  • Involving all partners early in product discovery: One of the highest ROI activities in stakeholder management is getting partners involved early in product discovery. Not when you are thinking of solutions but when you are figuring out problems. If you have regular meetings to discuss problem discovery and product solutioning, add your direct partners to them. Their inputs can add a different perspective and your work becomes more comprehensive. As an outcome, your partners no longer need to be aligned to your solutions, they already are co-owners.

Tip to note: While the solution comes from a group of people as co-owners, the accountability of success or failure lies with the product manager. A common mistake product managers make is to go with popular opinion without having the confidence themselves. Product managers need to own the problems and solutions they are pursuing and hence should not be pushed over to build something that they do not have a strong reason / belief to get impact from.

  • Being genuinely interested in their work: Your partners work hard not just to collaborate with you but also to deliver on their respective functional goals.
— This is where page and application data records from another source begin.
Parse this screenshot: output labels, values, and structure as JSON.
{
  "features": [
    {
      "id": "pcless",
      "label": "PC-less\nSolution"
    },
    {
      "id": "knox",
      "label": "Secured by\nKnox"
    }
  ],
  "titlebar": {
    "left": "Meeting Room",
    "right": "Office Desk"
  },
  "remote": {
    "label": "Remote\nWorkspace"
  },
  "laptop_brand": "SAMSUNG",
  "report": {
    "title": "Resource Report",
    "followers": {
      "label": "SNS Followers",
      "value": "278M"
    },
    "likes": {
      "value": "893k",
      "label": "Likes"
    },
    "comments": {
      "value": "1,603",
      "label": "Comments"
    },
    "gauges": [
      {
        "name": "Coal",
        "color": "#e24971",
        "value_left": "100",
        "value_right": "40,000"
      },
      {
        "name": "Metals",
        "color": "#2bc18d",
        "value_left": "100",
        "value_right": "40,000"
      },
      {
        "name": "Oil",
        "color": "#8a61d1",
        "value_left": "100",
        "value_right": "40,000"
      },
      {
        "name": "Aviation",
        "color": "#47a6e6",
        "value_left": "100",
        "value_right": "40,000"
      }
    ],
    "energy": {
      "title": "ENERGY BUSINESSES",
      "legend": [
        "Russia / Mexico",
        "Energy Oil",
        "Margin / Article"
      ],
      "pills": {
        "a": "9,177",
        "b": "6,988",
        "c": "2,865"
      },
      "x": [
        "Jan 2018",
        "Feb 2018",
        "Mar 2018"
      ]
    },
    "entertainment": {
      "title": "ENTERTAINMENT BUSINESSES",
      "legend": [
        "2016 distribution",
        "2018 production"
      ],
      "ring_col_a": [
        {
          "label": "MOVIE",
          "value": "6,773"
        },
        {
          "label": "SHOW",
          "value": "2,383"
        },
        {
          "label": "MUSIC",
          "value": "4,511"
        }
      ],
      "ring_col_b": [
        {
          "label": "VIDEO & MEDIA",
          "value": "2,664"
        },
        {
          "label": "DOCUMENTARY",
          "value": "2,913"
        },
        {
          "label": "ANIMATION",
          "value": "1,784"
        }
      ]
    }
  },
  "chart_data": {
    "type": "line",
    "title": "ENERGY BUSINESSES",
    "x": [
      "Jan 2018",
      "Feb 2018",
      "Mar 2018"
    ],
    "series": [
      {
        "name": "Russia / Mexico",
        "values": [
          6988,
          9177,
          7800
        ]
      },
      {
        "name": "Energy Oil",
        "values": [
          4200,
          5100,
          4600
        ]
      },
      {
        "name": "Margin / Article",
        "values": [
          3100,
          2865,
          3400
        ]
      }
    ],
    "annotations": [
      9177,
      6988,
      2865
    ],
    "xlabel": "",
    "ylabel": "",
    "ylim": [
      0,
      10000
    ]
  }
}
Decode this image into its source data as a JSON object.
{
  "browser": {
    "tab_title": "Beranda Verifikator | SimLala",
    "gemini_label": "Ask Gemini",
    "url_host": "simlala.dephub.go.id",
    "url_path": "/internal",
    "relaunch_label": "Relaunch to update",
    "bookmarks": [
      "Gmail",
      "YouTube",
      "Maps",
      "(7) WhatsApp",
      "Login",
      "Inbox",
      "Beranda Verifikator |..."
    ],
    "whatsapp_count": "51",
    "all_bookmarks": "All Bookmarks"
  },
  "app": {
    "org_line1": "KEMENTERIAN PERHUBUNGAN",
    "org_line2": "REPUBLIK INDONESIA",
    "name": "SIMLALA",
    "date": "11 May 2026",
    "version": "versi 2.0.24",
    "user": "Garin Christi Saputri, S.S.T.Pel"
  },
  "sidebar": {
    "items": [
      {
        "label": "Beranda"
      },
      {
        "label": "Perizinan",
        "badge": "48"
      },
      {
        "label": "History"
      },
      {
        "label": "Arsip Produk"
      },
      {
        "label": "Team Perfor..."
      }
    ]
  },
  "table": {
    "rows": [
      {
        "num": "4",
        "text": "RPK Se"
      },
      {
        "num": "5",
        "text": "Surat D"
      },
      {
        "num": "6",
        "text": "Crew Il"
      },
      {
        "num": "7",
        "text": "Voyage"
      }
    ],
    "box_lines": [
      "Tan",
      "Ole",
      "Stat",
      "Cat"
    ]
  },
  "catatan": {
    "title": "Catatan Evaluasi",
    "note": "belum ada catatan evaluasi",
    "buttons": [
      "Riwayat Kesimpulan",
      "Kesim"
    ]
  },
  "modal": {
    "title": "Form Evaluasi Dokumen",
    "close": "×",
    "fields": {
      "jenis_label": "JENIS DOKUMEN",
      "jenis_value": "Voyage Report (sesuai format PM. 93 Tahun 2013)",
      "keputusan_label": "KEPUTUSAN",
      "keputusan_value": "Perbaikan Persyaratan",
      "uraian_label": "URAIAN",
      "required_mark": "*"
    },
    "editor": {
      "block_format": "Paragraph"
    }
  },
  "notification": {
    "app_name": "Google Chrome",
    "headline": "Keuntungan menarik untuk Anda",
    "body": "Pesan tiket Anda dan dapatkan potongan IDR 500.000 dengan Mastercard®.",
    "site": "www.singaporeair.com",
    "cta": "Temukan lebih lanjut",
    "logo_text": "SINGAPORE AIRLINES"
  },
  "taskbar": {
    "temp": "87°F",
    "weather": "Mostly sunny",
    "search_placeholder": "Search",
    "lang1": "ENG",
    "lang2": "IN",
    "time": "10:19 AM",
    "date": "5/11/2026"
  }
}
Asking questions around what they are working on, the problems they are trying to solve and if possible, suggesting some relevant inputs from your experience makes product managers more approachable to their partners leading to improved relationships and more effective collaboration.
  • Asking for/ Offering to help: Everyone loves feeling needed. So, in your day to day work, feel free to ask for any help from relevant partners. E.g. I reach out to category managers for learning about category specific insights that can help us improve the shopping experience for our users. Also, when you see a case where you can help your partner, don’t hesitate and offer right away. It adds value to the work as well as the partner relationships
  • Take inputs individually wherever required: When there’s a key decision to be made and there are multiple perspectives that differ from each other, I have found it very helpful to speak to partners on an individual 1–1 basis and get their inputs independently. I can then assimilate all options considering comprehensive inputs and present coherent solutions(approaches, trade-offs, unknowns) . Sometimes, individually aligning partners on solutions before going into a big group meeting also helps. They feel important and valued and the execution is smoother. It’s a win-win.

Managing stakeholders is a lot similar to maintaining friendships and relationships on the personal side. This skill needs to be nurtured consistently for it to grow over time. Sometimes, we, the product managers, forget that most of our time goes into dealing with people while doing our job and we tend to focus on the hard skills part only i.e. data, research and problem solving. However, after spending 7 years in product management, I can confidently say that the softer stakeholder management part is equally important and may be more as we keep growing into more strategic roles.

Think you have what it takes to be a product manager at Meesho? head over to our careers page and apply to a role that suits you the best.